◆ **TASK**: Among the entries below, find the lines with "Promote" and copy them.

------ INFORMATION SUPPLIED

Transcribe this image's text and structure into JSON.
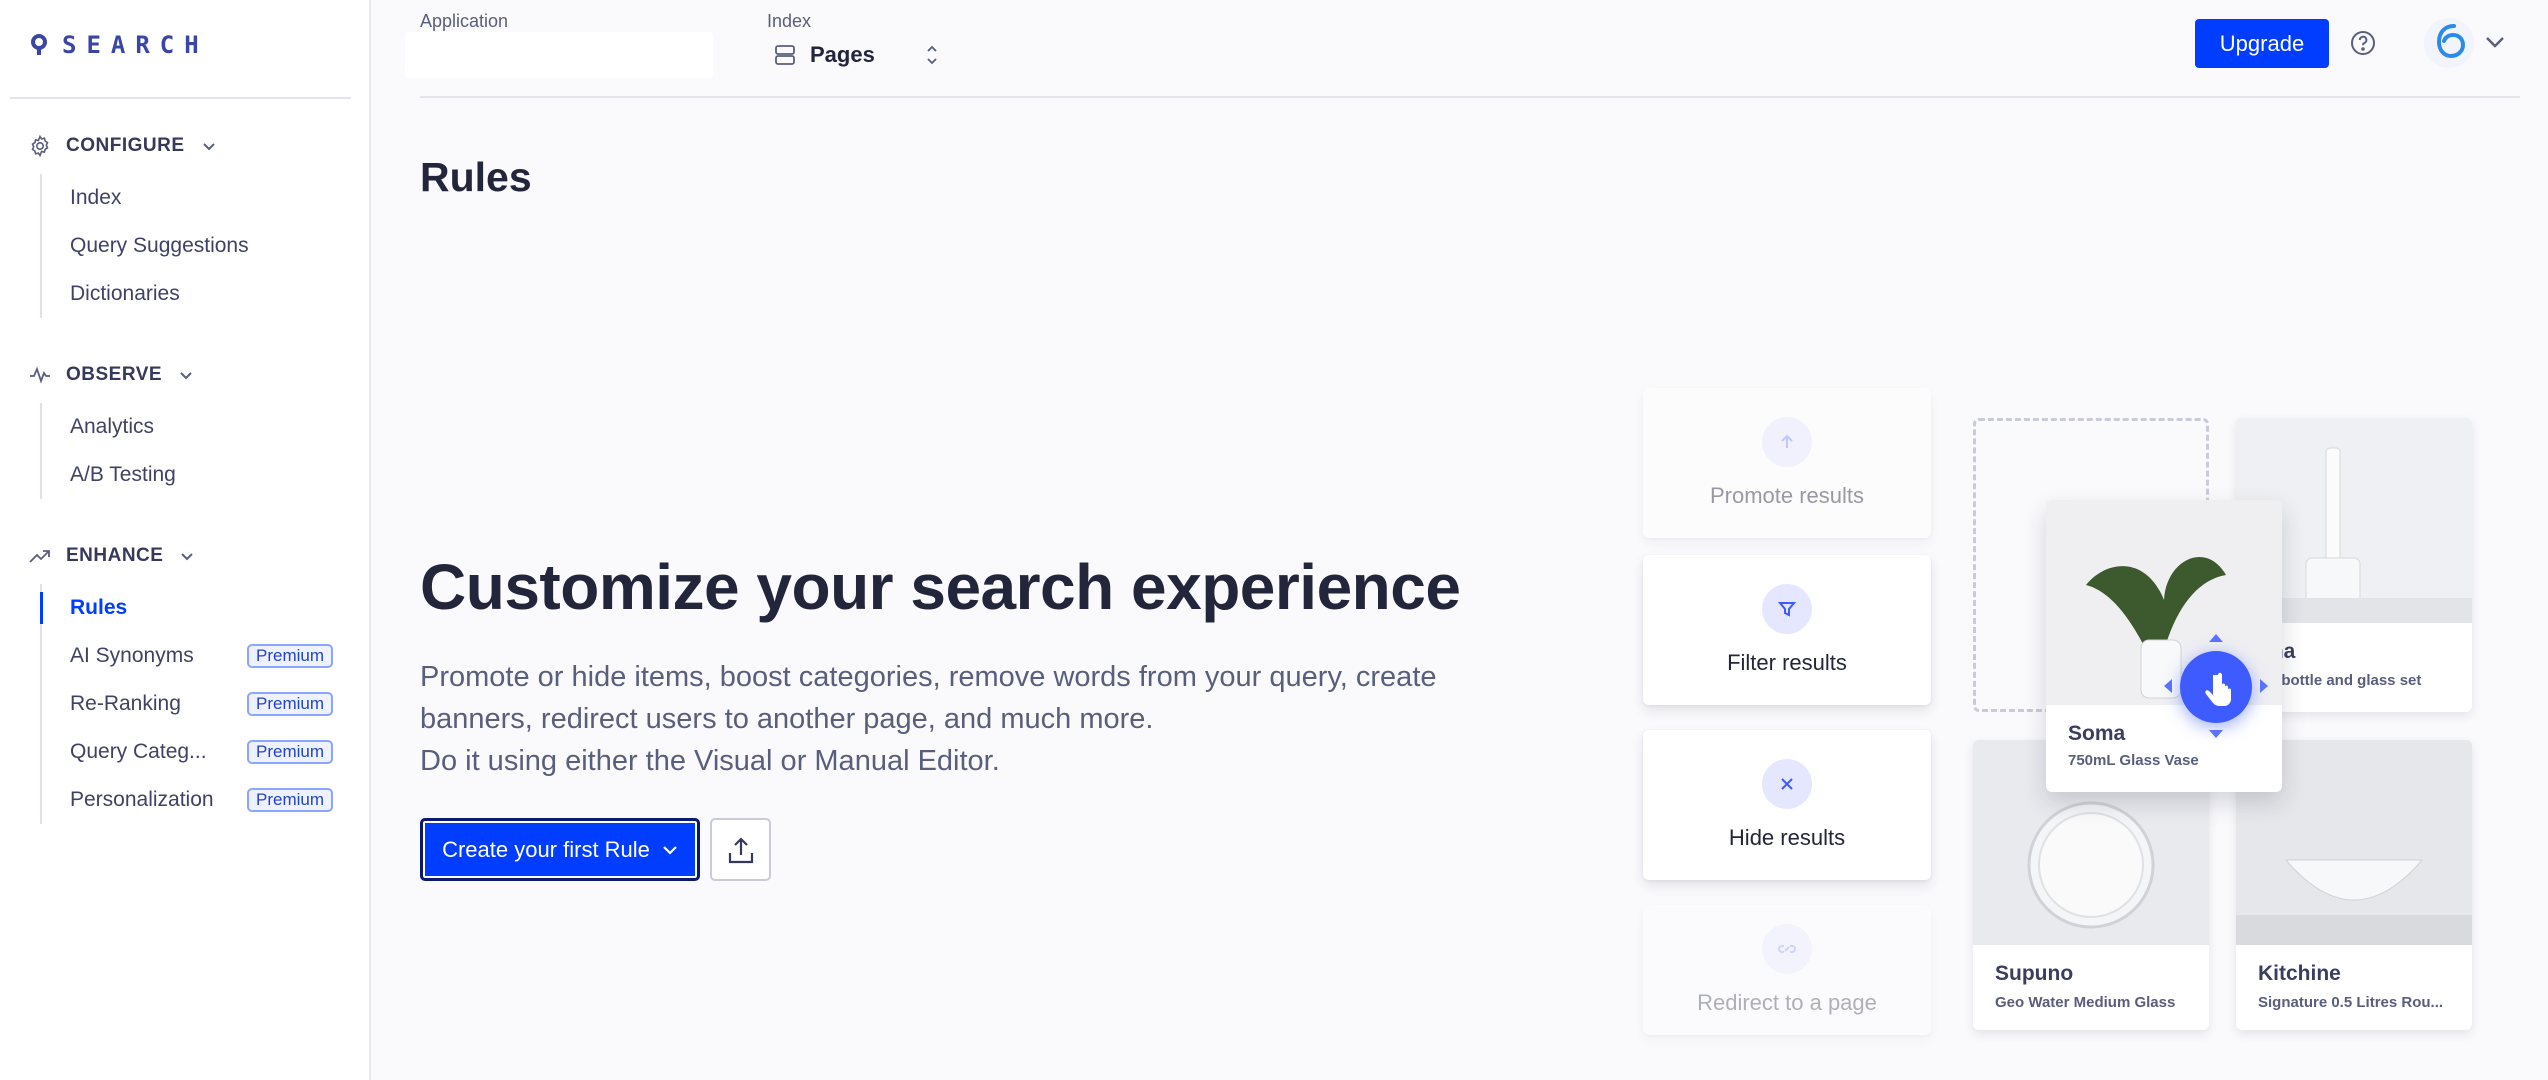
{
  "brand": {
    "name": "SEARCH"
  },
  "sidebar": {
    "sections": [
      {
        "label": "CONFIGURE",
        "icon": "gear-icon",
        "items": [
          {
            "label": "Index"
          },
          {
            "label": "Query Suggestions"
          },
          {
            "label": "Dictionaries"
          }
        ]
      },
      {
        "label": "OBSERVE",
        "icon": "pulse-icon",
        "items": [
          {
            "label": "Analytics"
          },
          {
            "label": "A/B Testing"
          }
        ]
      },
      {
        "label": "ENHANCE",
        "icon": "trend-icon",
        "items": [
          {
            "label": "Rules",
            "active": true
          },
          {
            "label": "AI Synonyms",
            "badge": "Premium"
          },
          {
            "label": "Re-Ranking",
            "badge": "Premium"
          },
          {
            "label": "Query Categ...",
            "badge": "Premium"
          },
          {
            "label": "Personalization",
            "badge": "Premium"
          }
        ]
      }
    ]
  },
  "topbar": {
    "application_label": "Application",
    "application_value": "",
    "index_label": "Index",
    "index_value": "Pages",
    "upgrade_label": "Upgrade"
  },
  "main": {
    "page_title": "Rules",
    "hero_title": "Customize your search experience",
    "hero_lines": [
      "Promote or hide items, boost categories, remove words from your query, create",
      "banners, redirect users to another page, and much more.",
      "Do it using either the Visual or Manual Editor."
    ],
    "create_button_label": "Create your first Rule"
  },
  "illustration": {
    "rule_cards": [
      {
        "label": "Promote results",
        "icon": "arrow-up-icon"
      },
      {
        "label": "Filter results",
        "icon": "filter-icon"
      },
      {
        "label": "Hide results",
        "icon": "close-icon"
      },
      {
        "label": "Redirect to a page",
        "icon": "link-icon"
      }
    ],
    "products": [
      {
        "name": "ona",
        "sub": "ter bottle and glass set"
      },
      {
        "name": "Supuno",
        "sub": "Geo Water Medium Glass"
      },
      {
        "name": "Kitchine",
        "sub": "Signature 0.5 Litres Rou..."
      }
    ],
    "dragged_product": {
      "name": "Soma",
      "sub": "750mL Glass Vase"
    }
  },
  "colors": {
    "accent": "#003dff",
    "text": "#23263b",
    "muted": "#5a5e7d",
    "brand": "#3a46a4"
  }
}
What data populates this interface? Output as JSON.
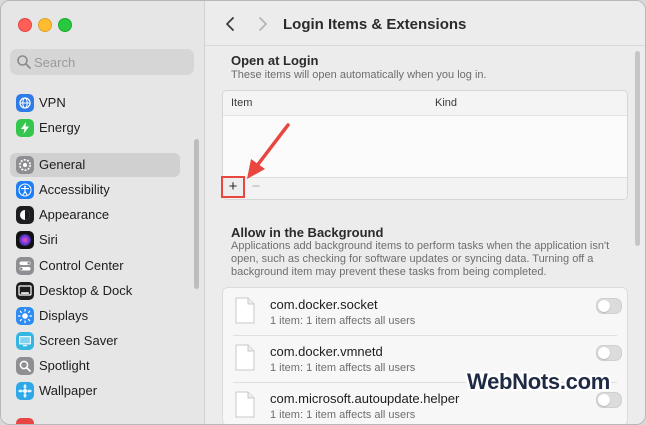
{
  "colors": {
    "accent_red": "#e8463f",
    "sidebar_bg": "#e6e6e6",
    "main_bg": "#ececec"
  },
  "window": {
    "buttons": [
      {
        "name": "close-button",
        "color": "#ff5f57"
      },
      {
        "name": "minimize-button",
        "color": "#febc2e"
      },
      {
        "name": "zoom-button",
        "color": "#28c840"
      }
    ]
  },
  "sidebar": {
    "search": {
      "placeholder": "Search",
      "icon": "magnifier-icon"
    },
    "items": [
      {
        "label": "VPN",
        "icon": "globe-icon",
        "color": "#2f7ce9"
      },
      {
        "label": "Energy",
        "icon": "battery-icon",
        "color": "#35c64f"
      },
      {
        "label": "General",
        "icon": "gear-icon",
        "color": "#8e8e93",
        "selected": true
      },
      {
        "label": "Accessibility",
        "icon": "accessibility-icon",
        "color": "#1d7ef5"
      },
      {
        "label": "Appearance",
        "icon": "appearance-icon",
        "color": "#1d1d1f"
      },
      {
        "label": "Siri",
        "icon": "siri-icon",
        "color": "#6a3be8"
      },
      {
        "label": "Control Center",
        "icon": "control-center-icon",
        "color": "#8e8e93"
      },
      {
        "label": "Desktop & Dock",
        "icon": "dock-icon",
        "color": "#1d1d1f"
      },
      {
        "label": "Displays",
        "icon": "sun-icon",
        "color": "#2f8cf0"
      },
      {
        "label": "Screen Saver",
        "icon": "screen-saver-icon",
        "color": "#35b6e0"
      },
      {
        "label": "Spotlight",
        "icon": "spotlight-icon",
        "color": "#8e8e93"
      },
      {
        "label": "Wallpaper",
        "icon": "wallpaper-icon",
        "color": "#2fa8e8"
      }
    ]
  },
  "main": {
    "title": "Login Items & Extensions",
    "back_icon": "chevron-left-icon",
    "forward_icon": "chevron-right-icon",
    "open_at_login": {
      "heading": "Open at Login",
      "subtitle": "These items will open automatically when you log in.",
      "columns": [
        "Item",
        "Kind"
      ],
      "add_label": "+",
      "remove_label": "−"
    },
    "background": {
      "heading": "Allow in the Background",
      "description": "Applications add background items to perform tasks when the application isn't open, such as checking for software updates or syncing data. Turning off a background item may prevent these tasks from being completed.",
      "description_lines": [
        "Applications add background items to perform tasks when the application isn't",
        "open, such as checking for software updates or syncing data. Turning off a",
        "background item may prevent these tasks from being completed."
      ],
      "items": [
        {
          "name": "com.docker.socket",
          "detail": "1 item: 1 item affects all users",
          "enabled": false
        },
        {
          "name": "com.docker.vmnetd",
          "detail": "1 item: 1 item affects all users",
          "enabled": false
        },
        {
          "name": "com.microsoft.autoupdate.helper",
          "detail": "1 item: 1 item affects all users",
          "enabled": false
        }
      ]
    }
  },
  "watermark": "WebNots.com"
}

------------

◆ **TASK OUTPUT**:
      "Promote or hide items, boost categories, remove words from your query, create",
        "label": "Promote results",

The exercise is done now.